Many experienced hill walkers will inform you (and any one else who’ll listen) that “Trig Points” are always sited at the highest point on a hill. This is not true.
Triangulation Pillars are positioned so that they can be seen from other “Trig Points” (normally the highest point but not always, as an example the Ben Nevis Trig Point is not at the highest point on the mountain), the angle between them can be used to form a part of a triangle, or other geometric shape. This shape in turn is used by map makers and others to enable them to work out their exact location.

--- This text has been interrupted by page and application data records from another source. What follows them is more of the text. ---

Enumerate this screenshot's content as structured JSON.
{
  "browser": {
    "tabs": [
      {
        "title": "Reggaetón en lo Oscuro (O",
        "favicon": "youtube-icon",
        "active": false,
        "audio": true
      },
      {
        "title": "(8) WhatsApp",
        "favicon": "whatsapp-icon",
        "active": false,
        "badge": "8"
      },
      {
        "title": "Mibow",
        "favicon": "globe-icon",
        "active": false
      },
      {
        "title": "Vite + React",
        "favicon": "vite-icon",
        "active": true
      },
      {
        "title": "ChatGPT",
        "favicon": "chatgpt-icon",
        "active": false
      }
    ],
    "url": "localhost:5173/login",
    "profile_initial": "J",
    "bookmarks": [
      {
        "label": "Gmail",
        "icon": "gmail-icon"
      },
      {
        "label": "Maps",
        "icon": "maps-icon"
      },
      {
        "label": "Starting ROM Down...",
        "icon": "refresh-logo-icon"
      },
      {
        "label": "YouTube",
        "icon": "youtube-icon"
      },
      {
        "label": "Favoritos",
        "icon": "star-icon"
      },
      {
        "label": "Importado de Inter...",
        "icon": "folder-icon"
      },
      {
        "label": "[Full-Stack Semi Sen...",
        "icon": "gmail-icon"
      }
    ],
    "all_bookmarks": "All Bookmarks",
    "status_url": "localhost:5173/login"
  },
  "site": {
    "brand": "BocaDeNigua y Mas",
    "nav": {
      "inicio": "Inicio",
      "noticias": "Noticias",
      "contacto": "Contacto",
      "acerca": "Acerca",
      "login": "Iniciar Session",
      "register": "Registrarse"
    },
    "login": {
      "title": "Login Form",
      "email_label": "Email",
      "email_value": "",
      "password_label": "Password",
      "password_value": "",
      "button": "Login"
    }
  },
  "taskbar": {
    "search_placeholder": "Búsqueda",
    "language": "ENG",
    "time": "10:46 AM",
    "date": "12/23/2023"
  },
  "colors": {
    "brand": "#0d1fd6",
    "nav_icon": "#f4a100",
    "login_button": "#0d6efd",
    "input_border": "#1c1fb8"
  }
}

The graphics below show the summit Triangulation Points on each of the Four Peaks.
Ben Nevis, highest mountain in Scotland (& Britain) 1,344m (4,408ft)
The route that we have chosen (there are many) is to follow the footpath up from the bridge by the Achintee car park, towards John’s Wall Corner, then over the 8 zig zags to the summit. We will return down the same path. The average time spent on Ben Nevis is 7 hours.
Scafell Pike, highest mountain in England 978m (3,209ft)
The walk up Scafell Pike starts in the hamlet of Seatoller and follows the stream (Grains Gill) over Stockley Bridge, then up to the Great End massif. We follow the track up and through Calf Cove and then along the ridge to Scafell Pike. We return down the same track. The average time walking on this mountain is 7 hours.
Snowdon, highest mountain in Wales 1,085m (3,560ft)
We will be taking the Llanberris footpath up past The Halfway House and the Monolith to the summit. We will return down the same path. Over the last few years the average time each walker has spent on Snowdon is 5 hours.
Slieve Donard, highest mountain in Northern Ireland 850m (2,788ft)
(4 Peaks Challenge only)
The event starts from the Bloody Bridge car park. (By the toilet block) From here we follow the path up to the ford and then upwards along the track past the old quarry. At the Morne Wall we turn right and simply follow the Wall to the summit. We return via the same route.